(Data supplied)

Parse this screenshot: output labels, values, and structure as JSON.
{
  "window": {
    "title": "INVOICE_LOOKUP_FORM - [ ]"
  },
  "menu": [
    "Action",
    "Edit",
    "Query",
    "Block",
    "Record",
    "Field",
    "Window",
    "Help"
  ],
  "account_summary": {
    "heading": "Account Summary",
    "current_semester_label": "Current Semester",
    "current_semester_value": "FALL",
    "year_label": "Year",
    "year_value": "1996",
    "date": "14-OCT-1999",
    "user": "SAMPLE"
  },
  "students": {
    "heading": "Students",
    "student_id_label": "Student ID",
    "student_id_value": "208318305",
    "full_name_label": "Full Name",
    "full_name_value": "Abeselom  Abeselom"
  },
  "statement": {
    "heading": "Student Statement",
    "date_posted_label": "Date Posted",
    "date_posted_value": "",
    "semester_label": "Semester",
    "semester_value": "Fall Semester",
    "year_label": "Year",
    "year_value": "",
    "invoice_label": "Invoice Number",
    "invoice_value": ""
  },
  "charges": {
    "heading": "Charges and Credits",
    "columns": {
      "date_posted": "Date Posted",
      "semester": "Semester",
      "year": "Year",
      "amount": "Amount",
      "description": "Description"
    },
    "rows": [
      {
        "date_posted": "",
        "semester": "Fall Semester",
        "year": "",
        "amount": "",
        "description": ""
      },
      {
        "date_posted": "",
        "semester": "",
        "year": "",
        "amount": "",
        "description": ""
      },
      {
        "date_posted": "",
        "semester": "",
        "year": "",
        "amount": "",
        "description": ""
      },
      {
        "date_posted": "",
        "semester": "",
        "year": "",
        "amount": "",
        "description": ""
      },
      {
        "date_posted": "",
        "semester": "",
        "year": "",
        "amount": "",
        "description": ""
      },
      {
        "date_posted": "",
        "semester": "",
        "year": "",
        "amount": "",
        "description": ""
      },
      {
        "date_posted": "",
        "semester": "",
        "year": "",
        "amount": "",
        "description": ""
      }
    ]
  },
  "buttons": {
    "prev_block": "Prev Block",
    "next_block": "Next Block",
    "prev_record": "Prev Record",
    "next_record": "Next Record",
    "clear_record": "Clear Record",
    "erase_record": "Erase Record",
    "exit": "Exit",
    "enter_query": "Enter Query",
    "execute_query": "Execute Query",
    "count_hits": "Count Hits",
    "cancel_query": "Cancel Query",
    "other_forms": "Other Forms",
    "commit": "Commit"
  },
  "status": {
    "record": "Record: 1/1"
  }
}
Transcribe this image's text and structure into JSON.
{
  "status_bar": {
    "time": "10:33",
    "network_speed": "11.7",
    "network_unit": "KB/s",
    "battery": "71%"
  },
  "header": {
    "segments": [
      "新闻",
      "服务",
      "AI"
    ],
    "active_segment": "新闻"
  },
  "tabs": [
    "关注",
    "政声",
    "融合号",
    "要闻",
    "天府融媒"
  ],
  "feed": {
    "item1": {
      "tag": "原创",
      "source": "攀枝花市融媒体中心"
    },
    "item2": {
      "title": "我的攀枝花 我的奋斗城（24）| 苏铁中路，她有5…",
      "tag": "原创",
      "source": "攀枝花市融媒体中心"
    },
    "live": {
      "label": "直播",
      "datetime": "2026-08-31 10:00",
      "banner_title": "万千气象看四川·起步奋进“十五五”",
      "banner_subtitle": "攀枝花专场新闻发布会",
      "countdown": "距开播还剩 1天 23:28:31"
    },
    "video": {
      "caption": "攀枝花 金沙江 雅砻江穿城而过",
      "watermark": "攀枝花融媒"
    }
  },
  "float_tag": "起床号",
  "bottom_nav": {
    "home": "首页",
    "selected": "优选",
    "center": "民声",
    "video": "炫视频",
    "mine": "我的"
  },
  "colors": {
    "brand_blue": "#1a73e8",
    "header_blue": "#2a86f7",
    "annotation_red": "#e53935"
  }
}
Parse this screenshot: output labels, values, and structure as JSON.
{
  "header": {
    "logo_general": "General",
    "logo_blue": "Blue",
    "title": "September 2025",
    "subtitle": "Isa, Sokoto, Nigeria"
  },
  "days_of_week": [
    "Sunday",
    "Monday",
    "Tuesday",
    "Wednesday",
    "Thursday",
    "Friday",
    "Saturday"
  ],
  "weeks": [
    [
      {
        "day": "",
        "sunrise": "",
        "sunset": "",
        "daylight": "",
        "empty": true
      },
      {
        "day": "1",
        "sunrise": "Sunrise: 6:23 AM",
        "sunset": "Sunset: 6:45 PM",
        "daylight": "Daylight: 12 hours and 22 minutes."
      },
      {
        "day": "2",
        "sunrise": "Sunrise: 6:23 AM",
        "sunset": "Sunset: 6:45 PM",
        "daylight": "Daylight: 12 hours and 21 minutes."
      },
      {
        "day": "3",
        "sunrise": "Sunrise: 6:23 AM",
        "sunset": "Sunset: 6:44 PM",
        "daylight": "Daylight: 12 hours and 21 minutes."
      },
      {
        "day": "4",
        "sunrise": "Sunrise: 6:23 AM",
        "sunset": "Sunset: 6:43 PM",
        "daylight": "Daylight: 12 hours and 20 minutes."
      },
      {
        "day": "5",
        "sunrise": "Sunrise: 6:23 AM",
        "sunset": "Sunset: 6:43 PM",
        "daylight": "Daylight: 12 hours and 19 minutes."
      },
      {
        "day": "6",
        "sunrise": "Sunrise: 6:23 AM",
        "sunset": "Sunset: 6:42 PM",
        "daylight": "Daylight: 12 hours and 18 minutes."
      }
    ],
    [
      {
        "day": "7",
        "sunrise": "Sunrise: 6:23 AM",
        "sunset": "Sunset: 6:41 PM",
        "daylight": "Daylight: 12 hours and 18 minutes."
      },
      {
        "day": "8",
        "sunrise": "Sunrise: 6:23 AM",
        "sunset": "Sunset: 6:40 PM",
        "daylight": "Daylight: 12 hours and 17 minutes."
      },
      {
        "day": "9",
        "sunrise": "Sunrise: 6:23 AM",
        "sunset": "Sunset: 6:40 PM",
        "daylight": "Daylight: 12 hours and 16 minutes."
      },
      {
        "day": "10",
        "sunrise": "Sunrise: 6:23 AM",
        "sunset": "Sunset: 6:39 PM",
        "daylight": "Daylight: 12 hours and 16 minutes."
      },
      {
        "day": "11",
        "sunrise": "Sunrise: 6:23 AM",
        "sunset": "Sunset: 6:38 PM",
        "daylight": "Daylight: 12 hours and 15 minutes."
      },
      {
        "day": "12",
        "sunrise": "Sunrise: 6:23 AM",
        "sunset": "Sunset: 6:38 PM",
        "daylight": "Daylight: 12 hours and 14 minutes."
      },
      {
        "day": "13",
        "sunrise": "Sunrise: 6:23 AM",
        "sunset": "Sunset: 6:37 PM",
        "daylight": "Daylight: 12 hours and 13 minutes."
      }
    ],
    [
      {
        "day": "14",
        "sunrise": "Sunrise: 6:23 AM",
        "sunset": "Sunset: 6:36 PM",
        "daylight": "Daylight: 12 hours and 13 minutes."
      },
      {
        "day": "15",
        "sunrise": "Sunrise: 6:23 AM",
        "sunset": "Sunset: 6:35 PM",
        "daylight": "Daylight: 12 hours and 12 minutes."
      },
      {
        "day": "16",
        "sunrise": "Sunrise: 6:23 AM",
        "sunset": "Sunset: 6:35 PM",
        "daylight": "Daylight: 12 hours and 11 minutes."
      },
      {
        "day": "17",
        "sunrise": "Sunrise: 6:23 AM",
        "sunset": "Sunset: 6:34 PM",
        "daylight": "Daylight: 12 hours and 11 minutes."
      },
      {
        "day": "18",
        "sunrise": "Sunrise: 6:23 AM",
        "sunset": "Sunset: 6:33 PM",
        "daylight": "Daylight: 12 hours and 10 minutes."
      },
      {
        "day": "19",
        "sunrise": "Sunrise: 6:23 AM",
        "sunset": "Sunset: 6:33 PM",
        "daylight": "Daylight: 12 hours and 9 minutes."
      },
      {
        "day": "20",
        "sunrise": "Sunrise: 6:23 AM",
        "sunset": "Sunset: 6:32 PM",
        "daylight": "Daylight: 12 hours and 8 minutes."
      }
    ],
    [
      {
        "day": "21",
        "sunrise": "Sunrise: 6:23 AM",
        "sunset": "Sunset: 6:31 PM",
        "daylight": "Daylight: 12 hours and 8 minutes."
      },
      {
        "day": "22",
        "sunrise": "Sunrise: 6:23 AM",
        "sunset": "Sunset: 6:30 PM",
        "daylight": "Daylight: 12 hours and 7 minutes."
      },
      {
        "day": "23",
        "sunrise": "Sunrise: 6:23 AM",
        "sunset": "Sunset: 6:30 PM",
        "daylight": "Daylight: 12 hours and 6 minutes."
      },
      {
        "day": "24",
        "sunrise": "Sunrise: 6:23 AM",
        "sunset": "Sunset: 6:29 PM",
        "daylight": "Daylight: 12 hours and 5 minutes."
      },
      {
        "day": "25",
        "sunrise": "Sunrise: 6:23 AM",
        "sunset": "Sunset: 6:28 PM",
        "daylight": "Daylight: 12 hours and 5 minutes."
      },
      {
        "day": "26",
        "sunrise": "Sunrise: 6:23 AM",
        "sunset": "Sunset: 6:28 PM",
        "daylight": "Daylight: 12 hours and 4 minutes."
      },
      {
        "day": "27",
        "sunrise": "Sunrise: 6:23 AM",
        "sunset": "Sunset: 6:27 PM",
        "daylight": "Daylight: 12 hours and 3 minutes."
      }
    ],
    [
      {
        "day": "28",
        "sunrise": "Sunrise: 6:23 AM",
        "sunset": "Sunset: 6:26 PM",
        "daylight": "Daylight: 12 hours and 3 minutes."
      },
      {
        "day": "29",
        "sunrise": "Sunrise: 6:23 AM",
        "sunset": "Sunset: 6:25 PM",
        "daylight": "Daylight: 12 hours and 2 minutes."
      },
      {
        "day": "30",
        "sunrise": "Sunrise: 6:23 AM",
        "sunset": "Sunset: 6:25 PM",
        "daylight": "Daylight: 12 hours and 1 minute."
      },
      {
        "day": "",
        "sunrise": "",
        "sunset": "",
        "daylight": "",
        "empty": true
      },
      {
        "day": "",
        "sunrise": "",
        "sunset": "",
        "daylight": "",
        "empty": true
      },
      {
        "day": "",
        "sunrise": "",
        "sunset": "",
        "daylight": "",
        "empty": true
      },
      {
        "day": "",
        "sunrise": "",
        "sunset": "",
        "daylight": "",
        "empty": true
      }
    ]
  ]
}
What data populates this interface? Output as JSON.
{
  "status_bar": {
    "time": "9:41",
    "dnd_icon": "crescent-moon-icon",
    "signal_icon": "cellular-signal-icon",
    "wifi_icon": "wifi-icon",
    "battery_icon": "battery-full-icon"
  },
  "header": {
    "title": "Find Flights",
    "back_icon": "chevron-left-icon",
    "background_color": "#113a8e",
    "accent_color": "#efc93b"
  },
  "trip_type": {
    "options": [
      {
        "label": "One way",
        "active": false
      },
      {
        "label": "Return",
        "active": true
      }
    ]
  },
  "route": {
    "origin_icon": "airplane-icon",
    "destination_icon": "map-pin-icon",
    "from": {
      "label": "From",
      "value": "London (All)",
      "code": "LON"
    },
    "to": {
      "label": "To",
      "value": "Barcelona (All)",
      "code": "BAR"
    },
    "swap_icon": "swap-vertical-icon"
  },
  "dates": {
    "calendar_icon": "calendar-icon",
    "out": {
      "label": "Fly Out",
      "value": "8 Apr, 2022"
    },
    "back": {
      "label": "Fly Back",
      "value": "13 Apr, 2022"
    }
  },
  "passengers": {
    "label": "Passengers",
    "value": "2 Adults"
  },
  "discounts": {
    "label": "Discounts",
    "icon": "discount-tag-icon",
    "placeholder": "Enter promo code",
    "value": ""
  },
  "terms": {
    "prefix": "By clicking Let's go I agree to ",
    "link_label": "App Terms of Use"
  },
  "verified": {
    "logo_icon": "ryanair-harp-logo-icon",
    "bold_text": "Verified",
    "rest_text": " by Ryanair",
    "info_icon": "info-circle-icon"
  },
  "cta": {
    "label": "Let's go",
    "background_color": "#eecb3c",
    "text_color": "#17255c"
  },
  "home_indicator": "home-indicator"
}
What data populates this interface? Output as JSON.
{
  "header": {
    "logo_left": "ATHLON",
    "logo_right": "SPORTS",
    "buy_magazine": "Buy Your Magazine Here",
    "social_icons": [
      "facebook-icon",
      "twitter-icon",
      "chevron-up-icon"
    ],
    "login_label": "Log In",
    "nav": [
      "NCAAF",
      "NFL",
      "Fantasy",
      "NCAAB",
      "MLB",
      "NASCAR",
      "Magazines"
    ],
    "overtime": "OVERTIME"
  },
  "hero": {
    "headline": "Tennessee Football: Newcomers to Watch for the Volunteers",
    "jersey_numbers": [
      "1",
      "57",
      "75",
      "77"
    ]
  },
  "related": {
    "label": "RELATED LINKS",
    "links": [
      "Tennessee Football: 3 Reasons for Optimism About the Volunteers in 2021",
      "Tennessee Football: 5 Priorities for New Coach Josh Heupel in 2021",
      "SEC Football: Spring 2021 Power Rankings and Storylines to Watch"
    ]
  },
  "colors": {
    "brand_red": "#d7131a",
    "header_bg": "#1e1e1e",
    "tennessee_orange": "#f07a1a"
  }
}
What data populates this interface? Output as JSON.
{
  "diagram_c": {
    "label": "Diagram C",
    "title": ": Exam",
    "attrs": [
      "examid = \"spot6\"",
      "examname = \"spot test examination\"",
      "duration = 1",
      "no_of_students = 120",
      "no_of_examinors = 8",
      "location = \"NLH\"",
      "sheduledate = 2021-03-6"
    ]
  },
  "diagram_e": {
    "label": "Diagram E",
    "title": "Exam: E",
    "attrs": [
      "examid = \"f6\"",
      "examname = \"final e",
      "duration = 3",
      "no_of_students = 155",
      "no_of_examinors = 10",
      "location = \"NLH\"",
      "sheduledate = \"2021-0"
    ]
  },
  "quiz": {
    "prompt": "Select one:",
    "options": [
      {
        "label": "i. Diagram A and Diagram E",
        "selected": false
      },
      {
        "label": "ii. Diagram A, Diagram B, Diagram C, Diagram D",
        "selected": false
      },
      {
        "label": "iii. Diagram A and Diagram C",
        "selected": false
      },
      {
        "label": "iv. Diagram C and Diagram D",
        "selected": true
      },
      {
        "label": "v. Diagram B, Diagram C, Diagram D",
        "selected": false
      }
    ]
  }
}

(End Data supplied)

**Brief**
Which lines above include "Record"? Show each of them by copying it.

**Output**
    "Record",
    "prev_record": "Prev Record",
    "next_record": "Next Record",
    "clear_record": "Clear Record",
    "erase_record": "Erase Record",
    "record": "Record: 1/1"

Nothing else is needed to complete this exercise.